§ Source material
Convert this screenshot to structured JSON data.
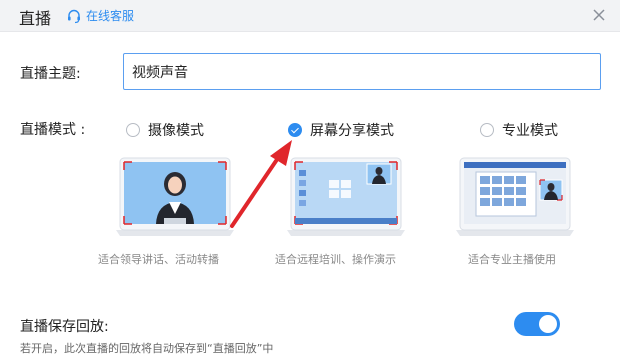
{
  "header": {
    "title": "直播",
    "service_link": "在线客服",
    "icon": "headset-icon",
    "close_icon": "close-icon"
  },
  "form": {
    "topic_label": "直播主题:",
    "topic_value": "视频声音",
    "mode_label": "直播模式 :",
    "modes": [
      {
        "label": "摄像模式",
        "selected": false,
        "caption": "适合领导讲话、活动转播"
      },
      {
        "label": "屏幕分享模式",
        "selected": true,
        "caption": "适合远程培训、操作演示"
      },
      {
        "label": "专业模式",
        "selected": false,
        "caption": "适合专业主播使用"
      }
    ]
  },
  "save": {
    "label": "直播保存回放:",
    "description": "若开启，此次直播的回放将自动保存到“直播回放”中",
    "toggle_on": true
  },
  "colors": {
    "accent": "#2d8cf0",
    "annotation_arrow": "#e0262b",
    "header_bg": "#f2f3f5"
  }
}
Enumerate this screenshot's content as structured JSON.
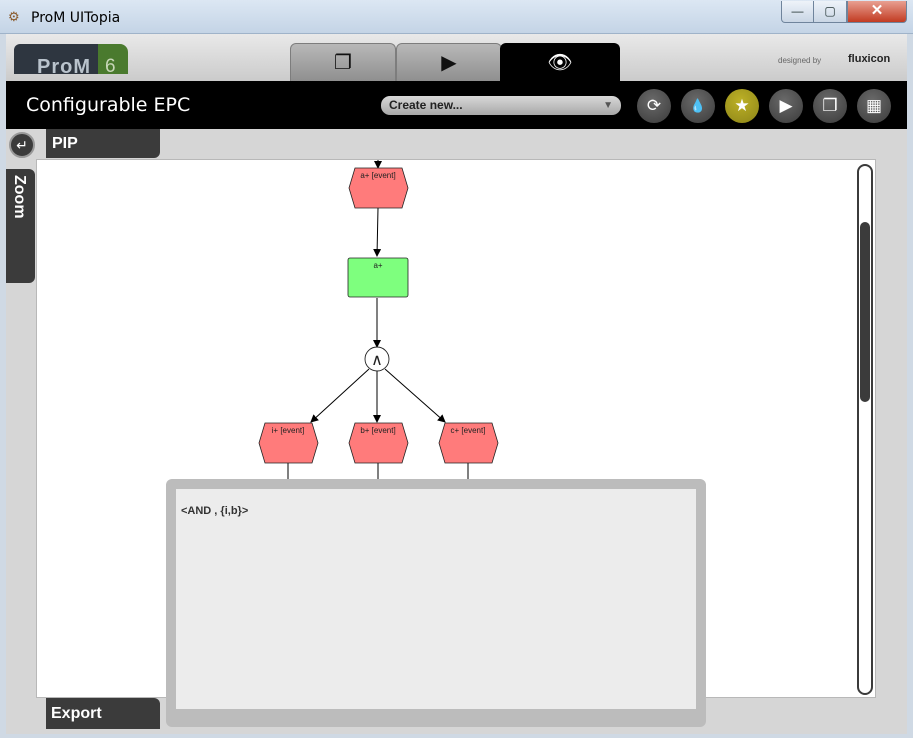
{
  "window": {
    "title": "ProM UITopia",
    "min": "—",
    "max": "▢",
    "close": "✕"
  },
  "logo": {
    "text": "ProM",
    "version": "6"
  },
  "tabs": [
    {
      "name": "workspace",
      "icon": "documents-icon",
      "glyph": "❐"
    },
    {
      "name": "actions",
      "icon": "play-icon",
      "glyph": "▶"
    },
    {
      "name": "views",
      "icon": "eye-icon",
      "glyph": "👁"
    }
  ],
  "branding": {
    "designed_by": "designed by",
    "company": "fluxicon"
  },
  "header": {
    "title": "Configurable EPC",
    "create_label": "Create new...",
    "buttons": [
      {
        "name": "refresh",
        "glyph": "⟳"
      },
      {
        "name": "drop",
        "glyph": "💧"
      },
      {
        "name": "favorite",
        "glyph": "★"
      },
      {
        "name": "play",
        "glyph": "▶"
      },
      {
        "name": "copy",
        "glyph": "❐"
      },
      {
        "name": "grid",
        "glyph": "▦"
      }
    ]
  },
  "panels": {
    "pip": "PIP",
    "zoom": "Zoom",
    "export": "Export"
  },
  "graph": {
    "nodes": [
      {
        "id": "ev-a",
        "type": "event",
        "label": "a+ [event]"
      },
      {
        "id": "fn-a",
        "type": "function",
        "label": "a+"
      },
      {
        "id": "and",
        "type": "connector",
        "label": "∧"
      },
      {
        "id": "ev-i",
        "type": "event",
        "label": "i+ [event]"
      },
      {
        "id": "ev-b",
        "type": "event",
        "label": "b+ [event]"
      },
      {
        "id": "ev-c",
        "type": "event",
        "label": "c+ [event]"
      }
    ],
    "colors": {
      "event": "#ff7b7b",
      "function": "#7eff7e"
    }
  },
  "popup": {
    "text": "<AND , {i,b}>"
  }
}
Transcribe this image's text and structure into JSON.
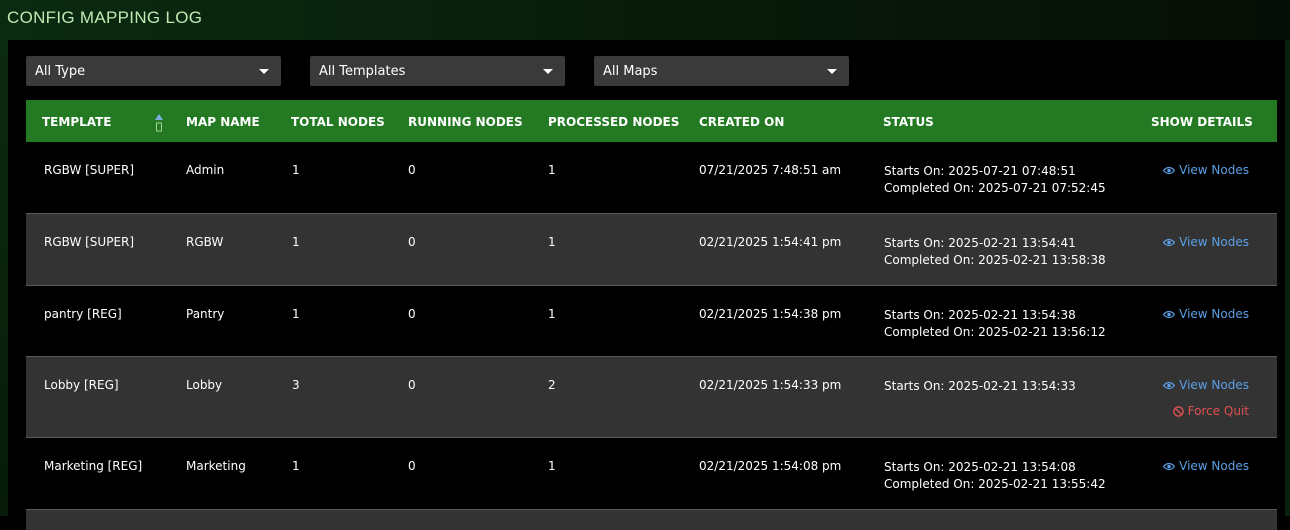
{
  "page": {
    "title": "CONFIG MAPPING LOG"
  },
  "filters": {
    "type": "All Type",
    "templates": "All Templates",
    "maps": "All Maps"
  },
  "table": {
    "headers": {
      "template": "TEMPLATE",
      "map_name": "MAP NAME",
      "total_nodes": "TOTAL NODES",
      "running_nodes": "RUNNING NODES",
      "processed_nodes": "PROCESSED NODES",
      "created_on": "CREATED ON",
      "status": "STATUS",
      "show_details": "SHOW DETAILS"
    },
    "rows": [
      {
        "template": "RGBW [SUPER]",
        "map_name": "Admin",
        "total": "1",
        "running": "0",
        "processed": "1",
        "created": "07/21/2025 7:48:51 am",
        "starts": "Starts On: 2025-07-21 07:48:51",
        "completed": "Completed On: 2025-07-21 07:52:45",
        "view": "View Nodes",
        "force": ""
      },
      {
        "template": "RGBW [SUPER]",
        "map_name": "RGBW",
        "total": "1",
        "running": "0",
        "processed": "1",
        "created": "02/21/2025 1:54:41 pm",
        "starts": "Starts On: 2025-02-21 13:54:41",
        "completed": "Completed On: 2025-02-21 13:58:38",
        "view": "View Nodes",
        "force": ""
      },
      {
        "template": "pantry [REG]",
        "map_name": "Pantry",
        "total": "1",
        "running": "0",
        "processed": "1",
        "created": "02/21/2025 1:54:38 pm",
        "starts": "Starts On: 2025-02-21 13:54:38",
        "completed": "Completed On: 2025-02-21 13:56:12",
        "view": "View Nodes",
        "force": ""
      },
      {
        "template": "Lobby [REG]",
        "map_name": "Lobby",
        "total": "3",
        "running": "0",
        "processed": "2",
        "created": "02/21/2025 1:54:33 pm",
        "starts": "Starts On: 2025-02-21 13:54:33",
        "completed": "",
        "view": "View Nodes",
        "force": "Force Quit"
      },
      {
        "template": "Marketing [REG]",
        "map_name": "Marketing",
        "total": "1",
        "running": "0",
        "processed": "1",
        "created": "02/21/2025 1:54:08 pm",
        "starts": "Starts On: 2025-02-21 13:54:08",
        "completed": "Completed On: 2025-02-21 13:55:42",
        "view": "View Nodes",
        "force": ""
      }
    ]
  },
  "colors": {
    "header_bg": "#237a22",
    "link": "#5aa0e6",
    "danger": "#e05050"
  }
}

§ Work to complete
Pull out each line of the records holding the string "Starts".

§ Written answer
        "starts": "Starts On: 2025-07-21 07:48:51",
        "starts": "Starts On: 2025-02-21 13:54:41",
        "starts": "Starts On: 2025-02-21 13:54:38",
        "starts": "Starts On: 2025-02-21 13:54:33",
        "starts": "Starts On: 2025-02-21 13:54:08",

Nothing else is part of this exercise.